It began as a dream for Cindi Alvitre, American Indian Studies (AIS) professor and the director of the Ti’at Society. Now, more than two decades later, the product of Alvitre’s vision – a traditional indigenous canoe called a ti’at – is calling Long Beach its home.

Sometime in the 1980s, Alvitre dreamt of a giant warrior whose shoulders were mountains from the Santa Ana Mountain range. Lava spewed from his head and his eyes were closed. Later in the dream, she was in front of a lake with canoes. When they moved in unison the warrior opened his eyes, the lava stopped and the mountains parted.

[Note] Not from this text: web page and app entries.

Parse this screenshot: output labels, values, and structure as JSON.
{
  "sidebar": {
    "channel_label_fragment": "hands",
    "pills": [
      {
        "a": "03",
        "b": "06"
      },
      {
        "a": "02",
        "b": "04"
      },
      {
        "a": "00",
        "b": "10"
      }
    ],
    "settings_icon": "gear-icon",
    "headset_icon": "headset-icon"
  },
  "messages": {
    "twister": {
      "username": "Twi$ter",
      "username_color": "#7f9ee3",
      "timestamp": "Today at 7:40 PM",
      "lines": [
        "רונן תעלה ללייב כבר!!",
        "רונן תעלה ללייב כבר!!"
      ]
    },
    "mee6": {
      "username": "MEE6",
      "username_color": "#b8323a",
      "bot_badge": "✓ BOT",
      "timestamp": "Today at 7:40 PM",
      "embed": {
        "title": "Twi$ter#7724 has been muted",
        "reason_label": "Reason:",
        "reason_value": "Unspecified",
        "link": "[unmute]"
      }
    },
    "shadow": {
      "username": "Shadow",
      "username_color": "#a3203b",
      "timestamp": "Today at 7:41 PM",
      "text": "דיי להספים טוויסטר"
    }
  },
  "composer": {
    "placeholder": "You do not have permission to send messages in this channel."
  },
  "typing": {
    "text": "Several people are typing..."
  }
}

In between them was Catalina Island.

Two weeks later a philanthropist interested in indigenous maritime culture called Alvitre and said he wanted to build a Tongva ti’at.

“He describes it and I’m like, ‘You’re describing what I dreamt,’ and I told him about the dream and he was taken aback,” Alvitre said.

In the 1990s her ti’at – Moomat Ahiko – would become a reality, and recently has arrived in Long Beach, where the American Indian Science and Engineering Society at CSULB will be repairing the canoe. The canoe’s name, Moomat ahiko, means “breath of the ocean” in the Tongva language. From bow to aft, the canoe stretches 27 feet and it weighs about 750 pounds.

For now, it is being housed near El Dorado Park at the home of the program director of American Indian Studies at CSULB, Craig Stone, while the boat is made seaworthy. However,  its hosts are looking for a more permanent boathouse.

Eventually, Alvitre wants to put the canoe on the water along with a second canoe for display that the AIS and the Engineering Society are hoping to build using purely traditional methods.

“As young people we always need a challenge, and physically this is especially one,” said AISES President Vincent Holguin. The club has been granted a large space to work on creating a new vessel in the College of Engineering, Holguin said.

By summer they hope both vessels will be ready for the 22-mile voyage to Catalina Island, or they hope to join the Chumash in their annual 19-mile journey they make each fall from Ventura to Santa Cruz Island.

Adapted from Orange County Register‘s larger piece “Tongva canoe a dream” 

Written by Lauren Williams